Remote Work: Provisioning
IDaaS makes onboarding and offboarding employees easy. This cloud-native service allows IT admins to grant and revoke employee access remotely — and immediately.
Gone are the days when a new employee meant an IT admin had to go to the Apple Store, purchase a new device, install the business software, and create numerous login accounts for each employee resource. With IDaaS user provisioning utilizing SSO, an admin only has to create one login per employee and assign them the required applications. Some IDaaS platforms even allow the bulk of these tasks to be automated.
Deprovisioning, or offboarding employees, is just as simple. Admins can remotely revoke privileges on the employee’s device to company applications and resources by simply decommissioning the user’s single sign-on credentials.
BYOD: Mobile Device Management
While BYOD policies can represent a cost savings and employee convenience, they’re also one of the most frequently compromised devices. We found that 74% of global enterprise IT leaders reported their company experienced a data breach due to mobile security problems. But IDaaS can solve for these issues.
A modern IDaaS solution will let you manage mobile devices within the same application as all other company-owned computers and devices. If you choose to allow employees to use personal devices for work activities, you can ensure their security by installing a business manager. These apps allow you to enforce password requirements and conditional access policies before giving the device access to company resources — without compromising employee privacy on personal devices.
The Future of the IDaaS Market
As our world is run more and more online, IDaaS adoption will rapidly follow suit. The industry’s projected $41.9 billion valuation by 2031 is sure to grow even further in later years. While adoption over the next few years may begin slowly, the pros of implementing IDaaS will make it another fact of life before long.
The smartest thing you can do for your organization’s security and longevity is to choose IDaaS now, before it is mandated for you. While there are add-on IDaaS services and providers for every business need and size, we’re partial to JumpCloud.
Identity-as-a-Service With JumpCloud
JumpCloud securely connects users to all of their IT resources, regardless of protocol, platform, provider, or location. IT admins can attain the benefits that come with a comprehensive IDaaS solution … with no added complexities or security risks. Instead, you’ll gain the agility, security, and efficiency that comes from being able to leverage a single pane of glass to manage identities and security for your entire IT environment.

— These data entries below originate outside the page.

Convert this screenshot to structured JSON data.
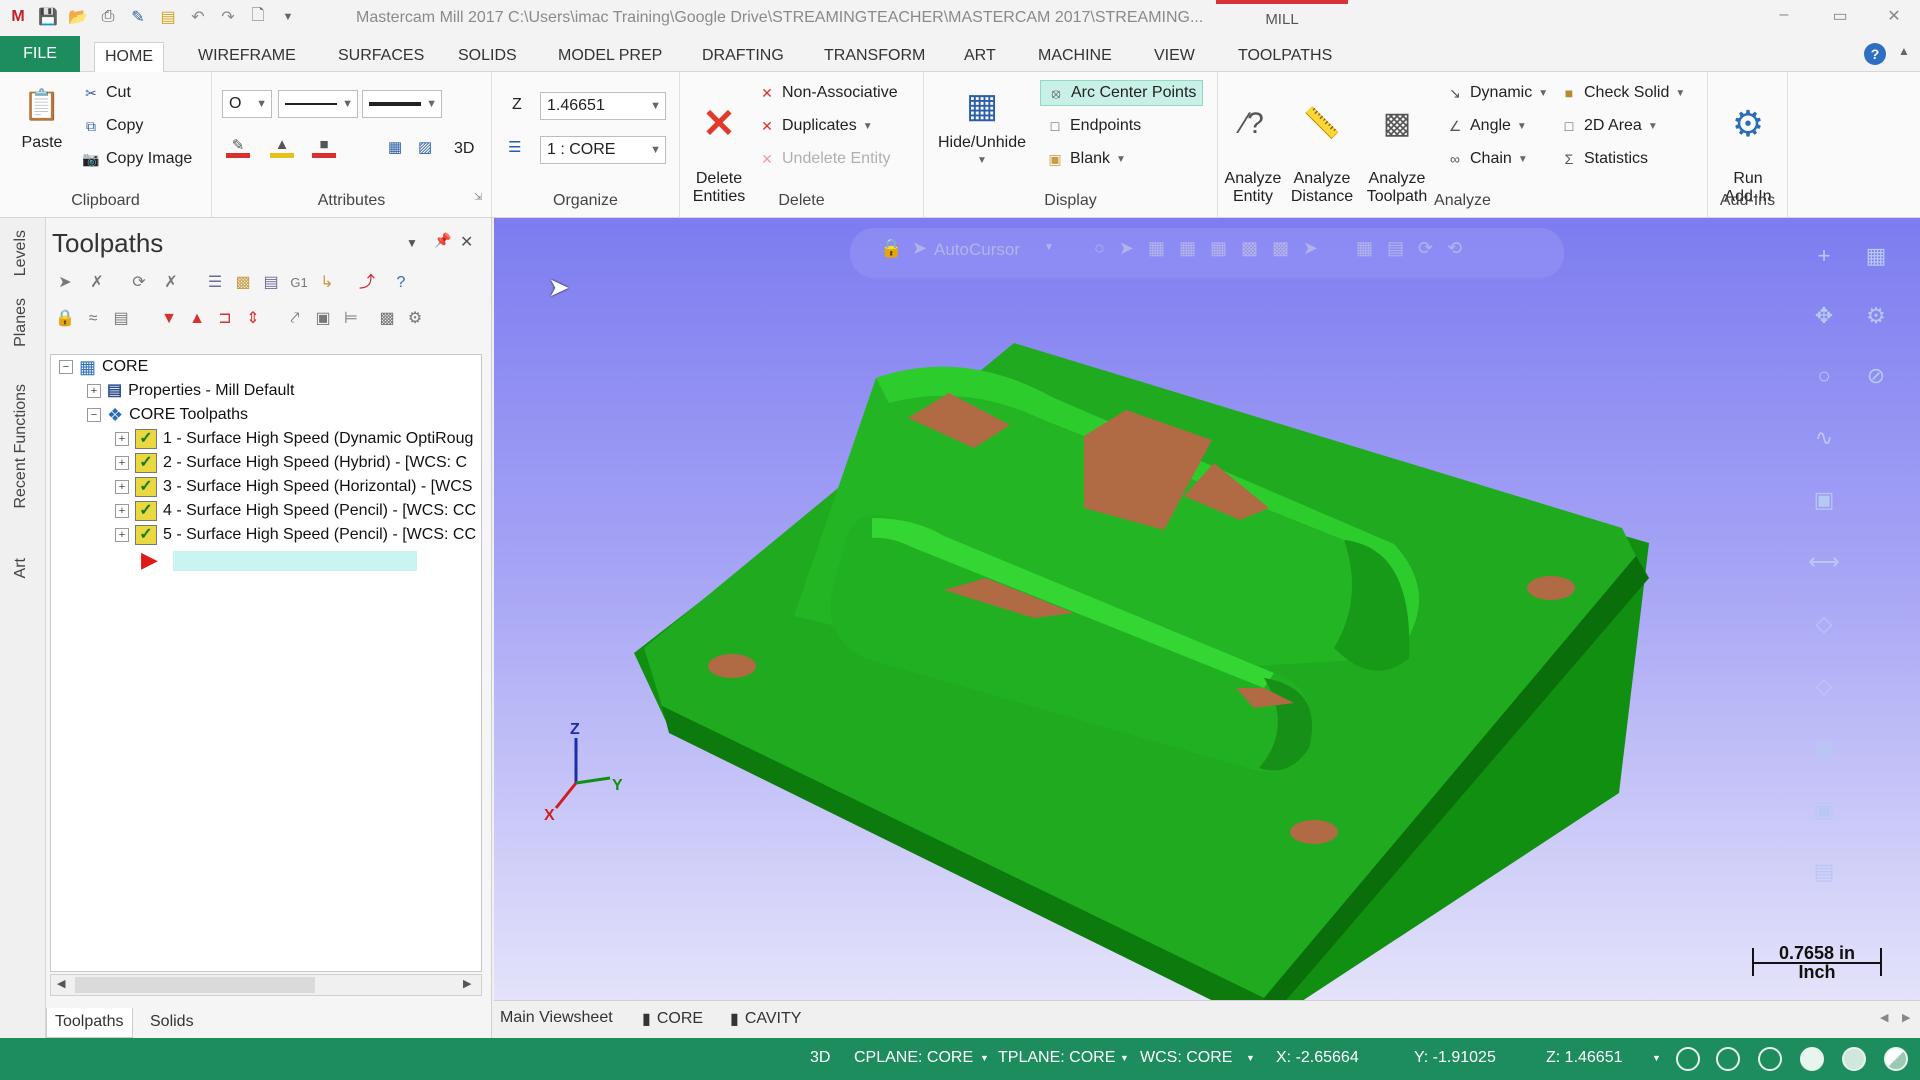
{
  "titlebar": {
    "title": "Mastercam Mill 2017  C:\\Users\\imac Training\\Google Drive\\STREAMINGTEACHER\\MASTERCAM 2017\\STREAMING...",
    "context_tab": "MILL",
    "minimize": "–",
    "restore": "▭",
    "close": "✕"
  },
  "menu": {
    "file": "FILE",
    "tabs": [
      "HOME",
      "WIREFRAME",
      "SURFACES",
      "SOLIDS",
      "MODEL PREP",
      "DRAFTING",
      "TRANSFORM",
      "ART",
      "MACHINE",
      "VIEW",
      "TOOLPATHS"
    ]
  },
  "ribbon": {
    "clipboard": {
      "label": "Clipboard",
      "paste": "Paste",
      "cut": "Cut",
      "copy": "Copy",
      "copy_image": "Copy Image"
    },
    "attributes": {
      "label": "Attributes",
      "point_style": "O",
      "mode_3d": "3D"
    },
    "organize": {
      "label": "Organize",
      "z_label": "Z",
      "z_value": "1.46651",
      "level": "1 : CORE"
    },
    "delete": {
      "label": "Delete",
      "delete_entities": "Delete\nEntities",
      "non_associative": "Non-Associative",
      "duplicates": "Duplicates",
      "undelete": "Undelete Entity"
    },
    "display": {
      "label": "Display",
      "hide_unhide": "Hide/Unhide",
      "arc_center_points": "Arc Center Points",
      "endpoints": "Endpoints",
      "blank": "Blank"
    },
    "analyze": {
      "label": "Analyze",
      "analyze_entity": "Analyze\nEntity",
      "analyze_distance": "Analyze\nDistance",
      "analyze_toolpath": "Analyze\nToolpath",
      "dynamic": "Dynamic",
      "angle": "Angle",
      "chain": "Chain",
      "check_solid": "Check Solid",
      "area_2d": "2D Area",
      "statistics": "Statistics"
    },
    "addins": {
      "label": "Add-Ins",
      "run_addin": "Run\nAdd-In"
    }
  },
  "left_tabs": [
    "Levels",
    "Planes",
    "Recent Functions",
    "Art"
  ],
  "panel": {
    "title": "Toolpaths",
    "tree": {
      "root": "CORE",
      "properties": "Properties - Mill Default",
      "group": "CORE Toolpaths",
      "ops": [
        "1 - Surface High Speed (Dynamic OptiRoug",
        "2 - Surface High Speed (Hybrid) - [WCS: C",
        "3 - Surface High Speed (Horizontal) - [WCS",
        "4 - Surface High Speed (Pencil) - [WCS: CC",
        "5 - Surface High Speed (Pencil) - [WCS: CC"
      ]
    },
    "bottom_tabs": [
      "Toolpaths",
      "Solids"
    ]
  },
  "viewport": {
    "autocursor": "AutoCursor",
    "scale_value": "0.7658 in",
    "scale_unit": "Inch",
    "axis": {
      "z": "Z",
      "y": "Y",
      "x": "X"
    }
  },
  "viewsheets": {
    "main": "Main Viewsheet",
    "core": "CORE",
    "cavity": "CAVITY"
  },
  "status": {
    "mode": "3D",
    "cplane": "CPLANE: CORE",
    "tplane": "TPLANE: CORE",
    "wcs": "WCS: CORE",
    "x": "X:   -2.65664",
    "y": "Y:   -1.91025",
    "z": "Z:   1.46651"
  },
  "colors": {
    "accent": "#1d8d5d",
    "part": "#1fa51f",
    "pad": "#b06a44",
    "viewport_top": "#7d7cf0"
  }
}
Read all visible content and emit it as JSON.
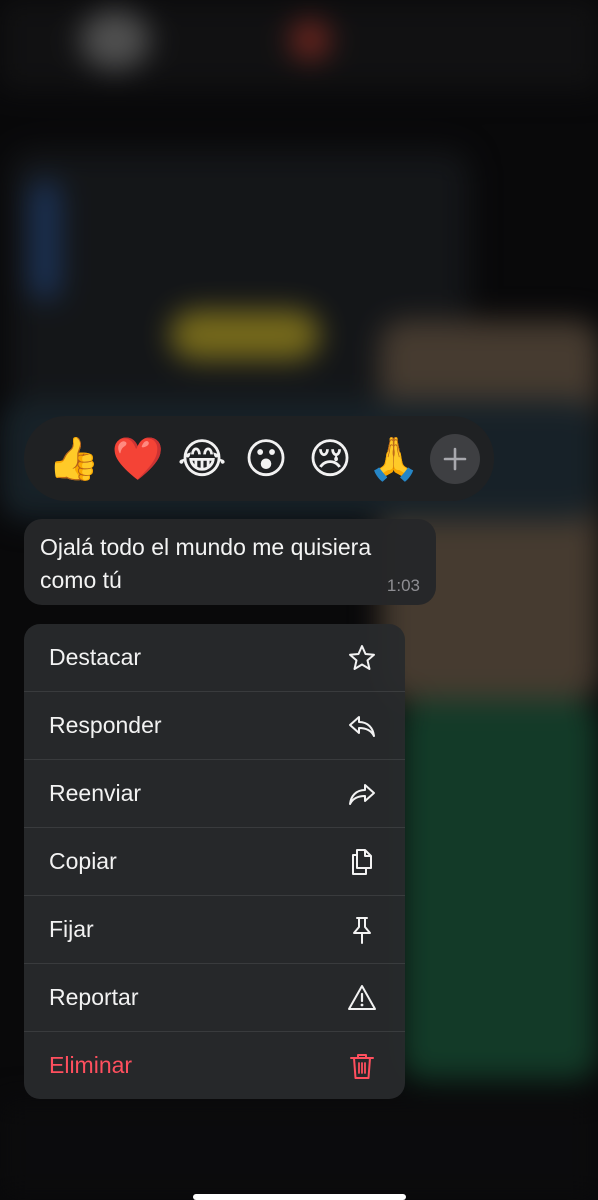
{
  "reactions": {
    "emojis": [
      {
        "name": "thumbs-up",
        "glyph": "👍"
      },
      {
        "name": "red-heart",
        "glyph": "❤️"
      },
      {
        "name": "face-with-tears-of-joy",
        "glyph": "😂"
      },
      {
        "name": "face-with-open-mouth",
        "glyph": "😮"
      },
      {
        "name": "crying-face",
        "glyph": "😢"
      },
      {
        "name": "folded-hands",
        "glyph": "🙏"
      }
    ],
    "more_icon": "plus-icon"
  },
  "message": {
    "text": "Ojalá todo el mundo me quisiera como tú",
    "time": "1:03"
  },
  "menu": {
    "items": [
      {
        "label": "Destacar",
        "icon": "star-icon"
      },
      {
        "label": "Responder",
        "icon": "reply-icon"
      },
      {
        "label": "Reenviar",
        "icon": "forward-icon"
      },
      {
        "label": "Copiar",
        "icon": "copy-icon"
      },
      {
        "label": "Fijar",
        "icon": "pin-icon"
      },
      {
        "label": "Reportar",
        "icon": "warning-icon"
      },
      {
        "label": "Eliminar",
        "icon": "trash-icon"
      }
    ]
  },
  "colors": {
    "danger": "#ff4f5e",
    "menu_bg": "#282a2c",
    "bubble_bg": "#262729"
  }
}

If you’re ready to give a best-in-class open directory platform a try for all your IDaaS needs, JumpCloud’s your solution. Drop us a note, or sign up for a free account and give it a try for yourself. It’s free for up to 10 users and 10 devices.